|International Classification||C07D498/14, C07D333/28, C07D233/68, G02F1/361, C07D241/26, C07C205/60, G02F1/35, C07D403/04, C07C255/53, C07C205/22, C07D401/04, C07D487/04, G02F1/355, C07D513/14, C07D241/24, C07C205/45, C07D233/90, C07D471/14|
|Cooperative Classification||C07D241/24, G02F1/3613, C07C255/53, G02F1/3611, C07D401/04, C07D403/04, C07C205/45, C07D471/14, C07D233/90, G02F1/3612, C07D241/26, C07D513/14, C07C205/60, C07D487/04, C07C2103/18, G02F1/3614, C07D333/28, C07C205/22|

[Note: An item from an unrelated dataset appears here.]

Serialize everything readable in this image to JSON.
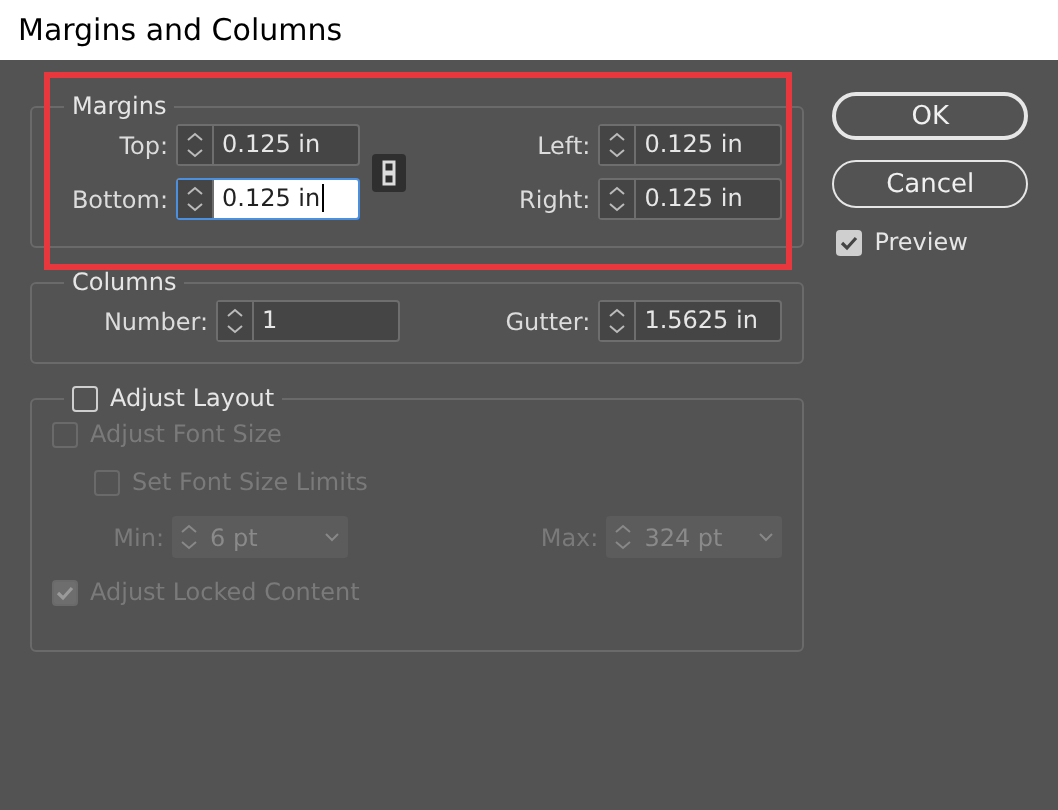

|European Classification||G02F1/361D2, G02F1/361B, C07D241/26, C07C255/53, C07C205/45, C07C205/22, G02F1/361D, C07D333/28, C07C205/60, G02F1/361B2, C07D233/90, C07D241/24, C07D401/04, C07D403/04, C07D487/04, C07D471/14, C07D513/14|
|Aug 28, 1990||AS||Assignment|
Owner name: E.I. DU PONT DE NEMOURS AND COMPANY, DELAWARE
Free format text: ASSIGNMENT OF ASSIGNORS INTEREST.;ASSIGNORS:DONALD, DENNIS S.;MEREDITH, GERALD R.;REEL/FRAME:005456/0104
Effective date: 19900129
|Feb 26, 1996||FPAY||Fee payment|
Year of fee payment: 4
|Apr 4, 2000||REMI||Maintenance fee reminder mailed|
|Sep 10, 2000||LAPS||Lapse for failure to pay maintenance fees|
|Nov 14, 2000||FP||Expired due to failure to pay maintenance fee|
Effective date: 20000908